Je Suis Charlie Aussi


By Guest Contributor

Je suis Charlie. These words echoed across France in cities across the country, and around the world, on Sunday Jan. 11, as people proudly protested Wednesday’s shocking terrorist attack on the headquarters of the satirical magazine Charlie Hebdo in Paris.  

“Still no terrorist attacks in France? Wait — we’ve got until the end of January to present our best wishes,” says a gun-toting Islamic terrorist in a cartoon in Charlie Hebdo’s latest weekly issue. Tragically, this cartoon would predict the death of its artist, Stéphane Charbonnier, the editor of Charlie Hebdo, and nine of his staff when gunmen stormed the magazine’s weekly meeting shooting everyone inside. Among those killed included four veteran cartoonists regarded as “pillars of political satire in France,” according to The Guardian. Several people in the office were severely injured. 

But the carnage wouldn’t stop there. Two police officers were killed as the gunmen exited the magazine offices, one shot at point-blank range. The next day, another police officer was killed in a Paris suburb and four hostages were killed in a kosher supermarket in eastern Paris on Friday. These deaths are also considered part of the attack. 

The day of the initial attack, President François Hollande of France declared these shootings a certain act of terrorism, confirming the language of the Hebdo cartoon. And since that day, the French have shown the power of their own language: affirmations of “Je suis Charlie” pervading social media, storefronts and news outlets alike. 

And on Sunday, “Je suis Charlie” was chanted the loudest when as many as 1.6 million people protested in cities across France, the largest demonstration in French modern history according to the Interior Ministry. Among the participants were President François Hollande of France, Chancellor Angela Merkel of Germany, Prime Minister Benjamin Netanyahu of Israel and Prime Minister David Cameron of Britain. These leaders joined hands in the march in Paris, demonstrating that solidarity against such acts of terrorism traverses international borders.

And in Bordeaux, the city where I have studied for the past six months, more than 100,000 people attended the protest, flooding the enormous plaza, Quinconces, and blocking up the surrounding city streets. There bearing signs and singing the Marseillaise were people from all walks of life and all ages: my host father even brought his five year old daughter to the event.  My French friends all texted me to ask, “Are you going?

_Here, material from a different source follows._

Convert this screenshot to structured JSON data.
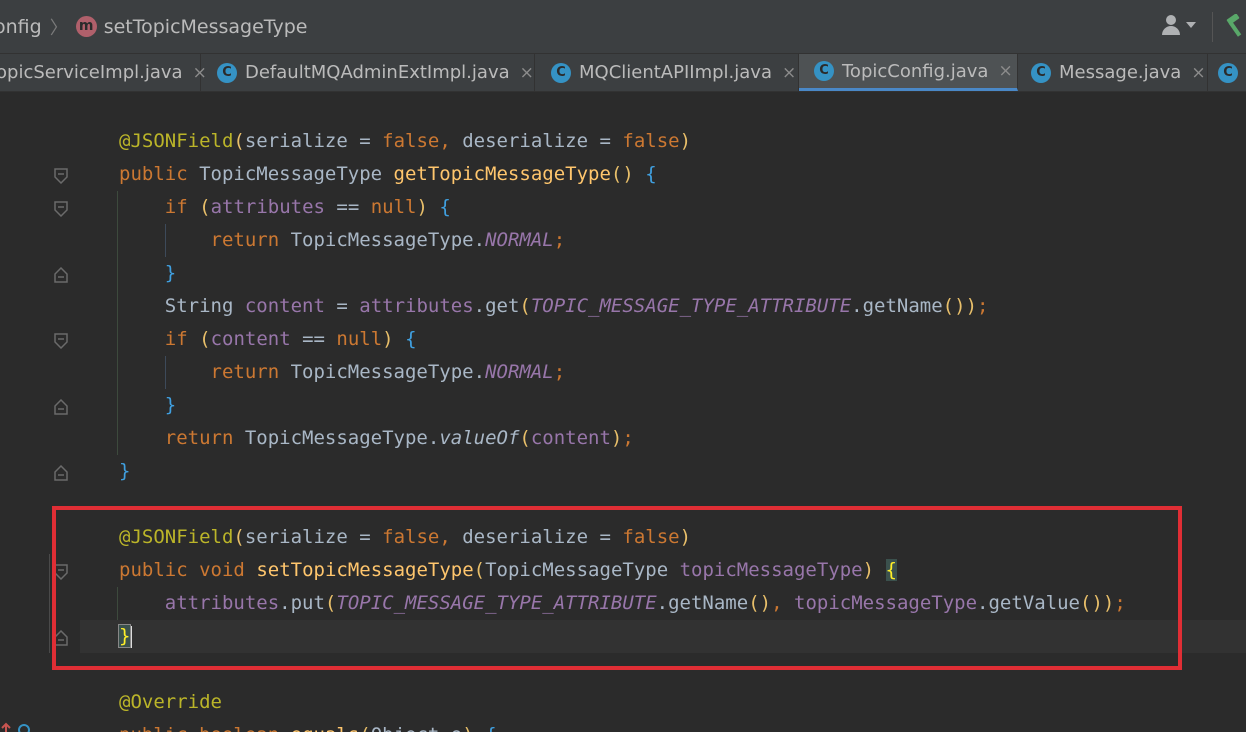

Are you there?” 

It was these signs, this mass exhibition of solidarity, that demonstrated to me that a momentous event was occurring. “Je suis Charlie” is more than a social media fad, more even than an outcry against terrorism. It is a defense of freedom of speech and a defense that, to me, seems to be producing incredible national unity in France across cultural borders. 

Some American news outlets have critiqued that not everyone knows the type of satire — often provocative articles and cartoons targeting Islam — that Charlie Hebdo produced and if they did, there would be fewer declaring “Je suis Charlie.” I cannot speak to whether every French protester is well informed about Hebdo brand satire. But nevertheless, I believe their declaration deserves respect. No satire or political expression merits the response of terrorist attack. “Je suis Charlie” boldly argues that freedom of speech cannot and will not be silenced by such acts. 

Watching the news in silence with my host family on Sunday evening, as images from the day’s protests blanketed every channel, I was further moved by this outpouring. I said nothing, but I looked at my host family with a new respect. They were a part of this people that was showing not fear but amazing strength in the face of terrorism. They had seized this moment of tragedy to defend one of their national values, the freedom of expression. As an editor of the Campus and a hopeful future journalist, this resonated with me. 

One day later, I revisited Quinconces, the site of Bordeaux’s protest. On the central monument, a visual celebration of the Republic of France, remained several remnants of the previous day’s solidarity. One sign, a small black and white paper saying “Je suis Charlie,” held my eye. It was duct-taped high on the monument to a statue of a chicken spreading his wings. A call for freedom of speech taped to a symbol of the strength of France: I wished the sign would stay there for a long time to come. 

Artwork by SARAH LAKE

EMILIE MUNSON ’16 is from Cohasset, Mass.